Website and app data records:
*** Begin section ***
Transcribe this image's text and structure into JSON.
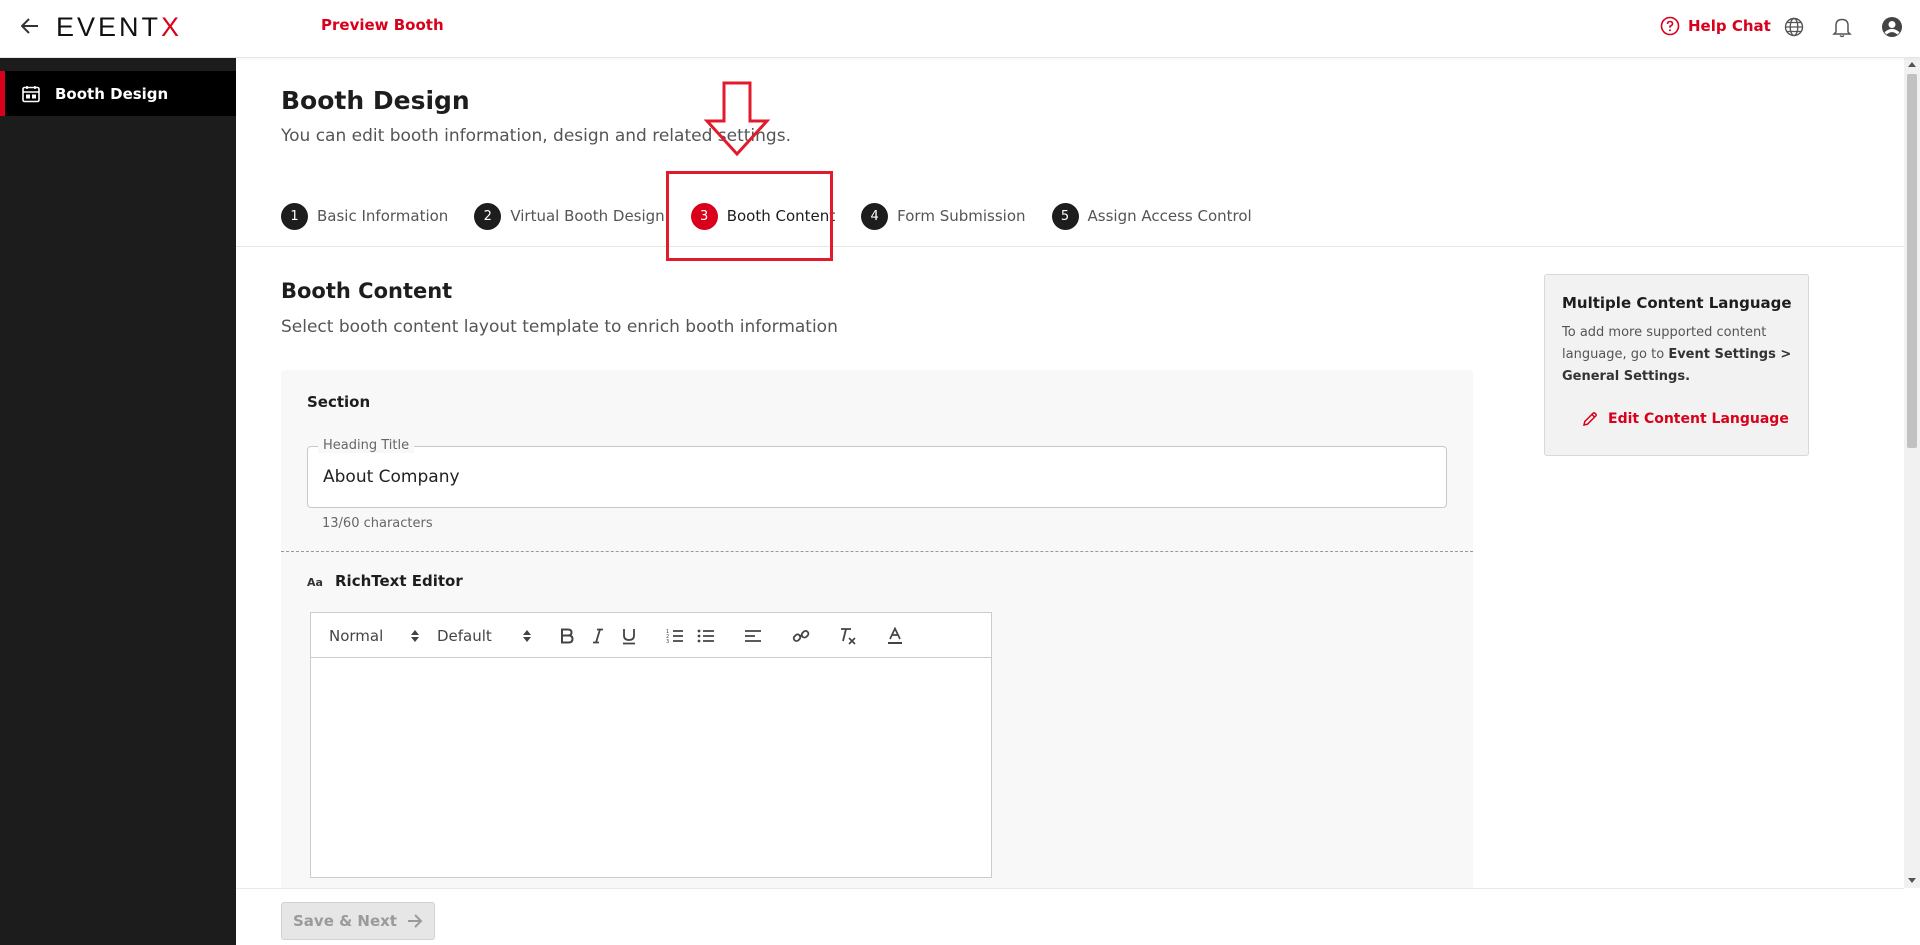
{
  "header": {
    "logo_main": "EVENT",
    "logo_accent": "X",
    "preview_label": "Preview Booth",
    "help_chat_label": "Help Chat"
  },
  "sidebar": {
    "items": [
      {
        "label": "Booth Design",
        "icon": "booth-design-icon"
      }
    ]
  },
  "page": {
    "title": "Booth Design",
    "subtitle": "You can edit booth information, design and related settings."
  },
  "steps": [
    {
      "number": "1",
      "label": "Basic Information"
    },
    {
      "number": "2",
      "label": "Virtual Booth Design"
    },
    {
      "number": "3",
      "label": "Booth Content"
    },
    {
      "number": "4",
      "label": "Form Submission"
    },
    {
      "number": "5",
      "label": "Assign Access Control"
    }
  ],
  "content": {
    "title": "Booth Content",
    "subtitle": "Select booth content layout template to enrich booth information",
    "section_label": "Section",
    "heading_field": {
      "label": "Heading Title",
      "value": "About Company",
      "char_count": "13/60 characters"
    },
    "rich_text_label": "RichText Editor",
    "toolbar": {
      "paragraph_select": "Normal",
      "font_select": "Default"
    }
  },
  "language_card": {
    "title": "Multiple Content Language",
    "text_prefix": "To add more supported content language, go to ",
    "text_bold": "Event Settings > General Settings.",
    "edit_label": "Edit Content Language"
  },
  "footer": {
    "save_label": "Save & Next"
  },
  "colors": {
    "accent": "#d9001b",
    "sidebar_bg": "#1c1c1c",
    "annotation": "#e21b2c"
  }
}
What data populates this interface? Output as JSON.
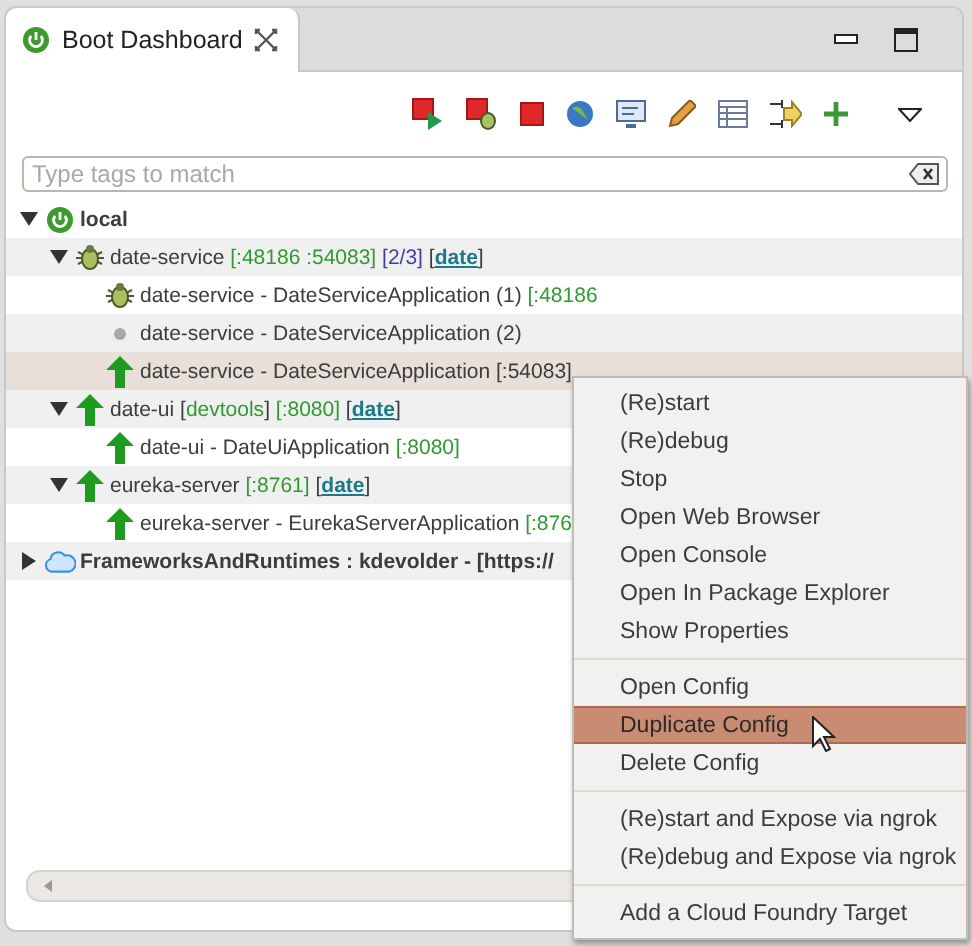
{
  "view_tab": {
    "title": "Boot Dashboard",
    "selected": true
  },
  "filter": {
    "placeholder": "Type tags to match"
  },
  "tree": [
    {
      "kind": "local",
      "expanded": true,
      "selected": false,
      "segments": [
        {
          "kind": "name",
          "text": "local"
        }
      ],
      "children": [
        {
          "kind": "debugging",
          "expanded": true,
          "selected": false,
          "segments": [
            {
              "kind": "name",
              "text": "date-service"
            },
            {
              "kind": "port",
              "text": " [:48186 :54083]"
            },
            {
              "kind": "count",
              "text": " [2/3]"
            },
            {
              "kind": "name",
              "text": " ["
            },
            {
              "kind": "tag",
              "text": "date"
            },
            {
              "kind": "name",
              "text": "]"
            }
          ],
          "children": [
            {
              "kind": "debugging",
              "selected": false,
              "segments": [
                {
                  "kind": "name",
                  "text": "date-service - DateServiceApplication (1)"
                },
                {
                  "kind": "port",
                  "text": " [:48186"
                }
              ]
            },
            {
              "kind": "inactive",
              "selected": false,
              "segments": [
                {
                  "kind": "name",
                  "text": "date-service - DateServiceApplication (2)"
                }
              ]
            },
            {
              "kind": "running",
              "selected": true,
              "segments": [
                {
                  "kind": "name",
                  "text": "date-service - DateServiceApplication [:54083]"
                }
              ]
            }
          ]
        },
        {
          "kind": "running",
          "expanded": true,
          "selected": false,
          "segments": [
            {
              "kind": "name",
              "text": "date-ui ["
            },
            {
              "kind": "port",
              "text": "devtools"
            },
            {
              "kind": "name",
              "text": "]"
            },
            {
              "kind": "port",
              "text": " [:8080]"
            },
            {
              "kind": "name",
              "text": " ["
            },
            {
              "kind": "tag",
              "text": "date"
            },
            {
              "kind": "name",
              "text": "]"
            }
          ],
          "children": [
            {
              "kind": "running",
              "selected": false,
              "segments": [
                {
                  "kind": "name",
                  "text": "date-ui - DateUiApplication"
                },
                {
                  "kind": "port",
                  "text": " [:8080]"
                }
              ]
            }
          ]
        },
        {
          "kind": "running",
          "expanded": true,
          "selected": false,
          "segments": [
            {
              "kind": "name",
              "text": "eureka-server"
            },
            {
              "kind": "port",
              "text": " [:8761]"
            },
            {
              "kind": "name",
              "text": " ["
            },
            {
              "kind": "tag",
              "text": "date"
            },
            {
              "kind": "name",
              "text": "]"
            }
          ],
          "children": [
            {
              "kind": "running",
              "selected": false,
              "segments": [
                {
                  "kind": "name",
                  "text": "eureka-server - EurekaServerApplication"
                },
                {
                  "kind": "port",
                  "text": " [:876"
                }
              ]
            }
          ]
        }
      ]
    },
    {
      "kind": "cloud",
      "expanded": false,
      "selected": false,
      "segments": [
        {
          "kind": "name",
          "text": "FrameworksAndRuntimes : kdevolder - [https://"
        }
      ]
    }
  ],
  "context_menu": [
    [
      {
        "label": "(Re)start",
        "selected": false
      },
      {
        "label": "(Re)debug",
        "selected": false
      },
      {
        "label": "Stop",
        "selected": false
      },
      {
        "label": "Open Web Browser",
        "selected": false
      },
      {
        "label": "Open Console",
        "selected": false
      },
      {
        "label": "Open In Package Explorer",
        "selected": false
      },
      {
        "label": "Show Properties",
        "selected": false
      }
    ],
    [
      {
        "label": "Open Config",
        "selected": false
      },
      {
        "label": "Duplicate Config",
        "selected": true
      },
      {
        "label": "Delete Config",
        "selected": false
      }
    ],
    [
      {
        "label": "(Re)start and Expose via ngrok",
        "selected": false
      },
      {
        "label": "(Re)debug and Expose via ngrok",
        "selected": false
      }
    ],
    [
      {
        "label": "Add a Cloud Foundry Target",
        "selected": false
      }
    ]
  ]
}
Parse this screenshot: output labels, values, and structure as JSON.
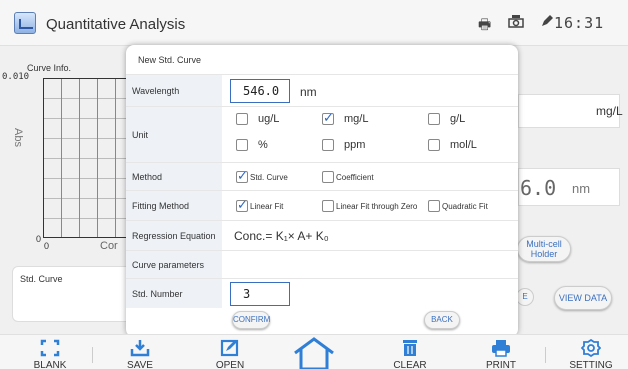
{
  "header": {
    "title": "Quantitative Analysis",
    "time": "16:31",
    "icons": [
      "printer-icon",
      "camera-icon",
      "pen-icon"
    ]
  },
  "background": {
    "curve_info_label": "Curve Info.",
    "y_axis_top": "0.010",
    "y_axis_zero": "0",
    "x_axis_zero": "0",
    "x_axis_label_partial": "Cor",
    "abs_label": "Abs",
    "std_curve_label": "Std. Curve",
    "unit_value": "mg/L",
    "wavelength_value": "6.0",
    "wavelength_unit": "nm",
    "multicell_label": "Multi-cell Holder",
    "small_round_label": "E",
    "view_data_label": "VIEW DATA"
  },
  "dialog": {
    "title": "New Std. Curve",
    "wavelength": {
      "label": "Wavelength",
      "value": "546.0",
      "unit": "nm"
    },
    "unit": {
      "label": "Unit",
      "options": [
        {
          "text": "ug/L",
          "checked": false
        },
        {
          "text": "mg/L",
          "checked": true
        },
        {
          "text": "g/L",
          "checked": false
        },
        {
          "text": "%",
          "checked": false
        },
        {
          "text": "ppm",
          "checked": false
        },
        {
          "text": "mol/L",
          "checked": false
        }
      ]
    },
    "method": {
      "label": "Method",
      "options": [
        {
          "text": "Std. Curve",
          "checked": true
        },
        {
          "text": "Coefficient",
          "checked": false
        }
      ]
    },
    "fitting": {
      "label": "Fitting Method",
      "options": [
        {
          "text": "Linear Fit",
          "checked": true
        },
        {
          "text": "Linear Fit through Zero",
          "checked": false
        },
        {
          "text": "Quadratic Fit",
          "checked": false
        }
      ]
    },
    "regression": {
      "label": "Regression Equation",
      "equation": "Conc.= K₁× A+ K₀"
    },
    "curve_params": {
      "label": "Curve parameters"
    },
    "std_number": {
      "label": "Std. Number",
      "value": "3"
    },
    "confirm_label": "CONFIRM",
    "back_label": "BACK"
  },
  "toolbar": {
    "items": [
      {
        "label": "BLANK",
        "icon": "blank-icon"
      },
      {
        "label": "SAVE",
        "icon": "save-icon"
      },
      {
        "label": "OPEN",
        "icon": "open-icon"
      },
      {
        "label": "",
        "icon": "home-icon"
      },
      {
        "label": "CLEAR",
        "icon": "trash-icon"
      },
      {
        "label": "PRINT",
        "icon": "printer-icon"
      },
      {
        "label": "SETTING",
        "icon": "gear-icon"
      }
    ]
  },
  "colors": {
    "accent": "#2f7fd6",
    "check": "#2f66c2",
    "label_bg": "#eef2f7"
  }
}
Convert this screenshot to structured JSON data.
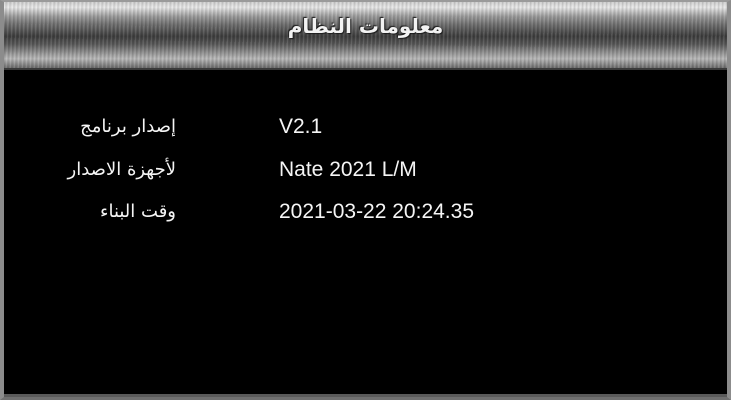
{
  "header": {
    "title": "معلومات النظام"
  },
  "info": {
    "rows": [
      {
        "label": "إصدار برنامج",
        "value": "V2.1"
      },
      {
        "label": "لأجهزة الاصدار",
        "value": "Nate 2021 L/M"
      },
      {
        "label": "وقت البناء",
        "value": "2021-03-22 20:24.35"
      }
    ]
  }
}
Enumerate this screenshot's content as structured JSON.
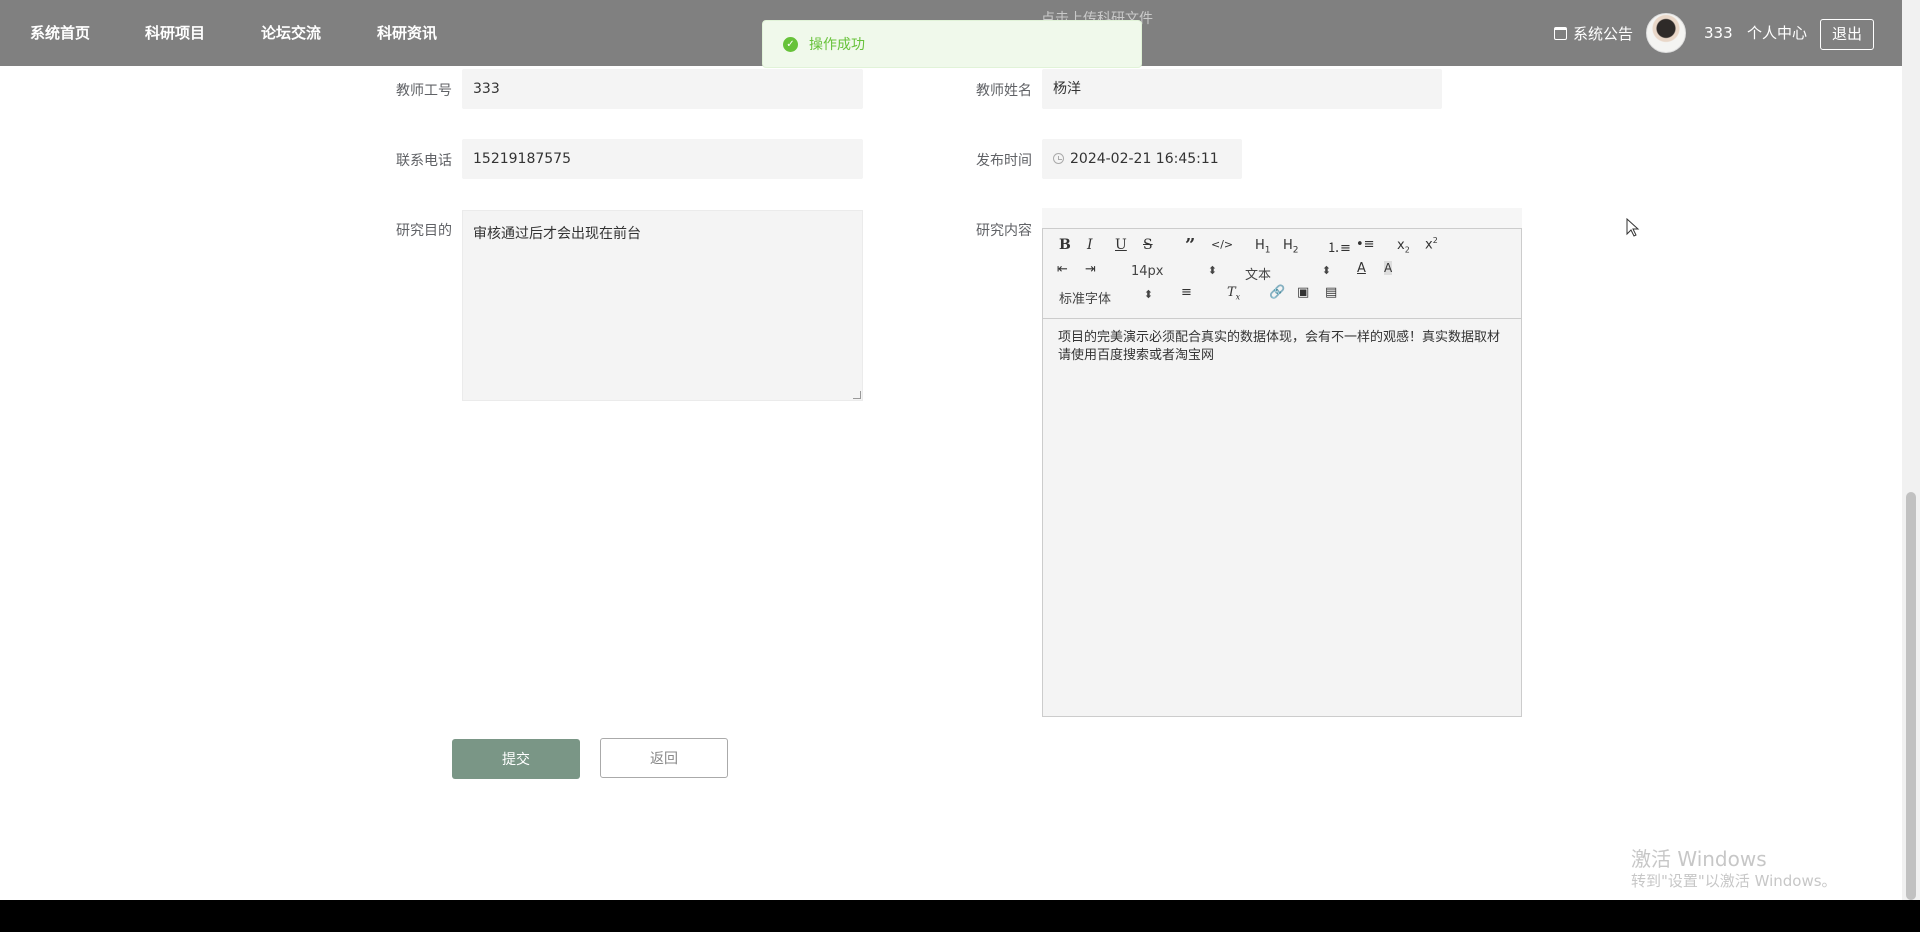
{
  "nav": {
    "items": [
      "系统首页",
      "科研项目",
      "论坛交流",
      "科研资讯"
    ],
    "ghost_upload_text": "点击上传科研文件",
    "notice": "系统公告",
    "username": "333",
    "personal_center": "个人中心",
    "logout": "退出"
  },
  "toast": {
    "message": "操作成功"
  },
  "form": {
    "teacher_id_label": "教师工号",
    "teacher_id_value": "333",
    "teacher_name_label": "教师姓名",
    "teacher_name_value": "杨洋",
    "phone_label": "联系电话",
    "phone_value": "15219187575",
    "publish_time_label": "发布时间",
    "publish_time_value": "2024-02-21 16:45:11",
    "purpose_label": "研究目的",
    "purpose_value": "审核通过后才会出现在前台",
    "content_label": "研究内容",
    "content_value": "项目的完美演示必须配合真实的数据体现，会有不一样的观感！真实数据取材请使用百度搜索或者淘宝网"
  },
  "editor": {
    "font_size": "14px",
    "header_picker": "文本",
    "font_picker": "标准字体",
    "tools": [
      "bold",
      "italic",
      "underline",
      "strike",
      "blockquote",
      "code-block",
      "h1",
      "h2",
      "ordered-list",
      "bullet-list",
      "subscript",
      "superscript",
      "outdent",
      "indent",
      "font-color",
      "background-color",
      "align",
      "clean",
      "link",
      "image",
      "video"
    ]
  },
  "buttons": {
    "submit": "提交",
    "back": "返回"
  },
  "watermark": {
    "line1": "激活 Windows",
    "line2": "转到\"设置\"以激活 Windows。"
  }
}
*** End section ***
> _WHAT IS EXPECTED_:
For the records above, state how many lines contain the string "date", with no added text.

> _SOLUTION TO THE EXERCISE_:
9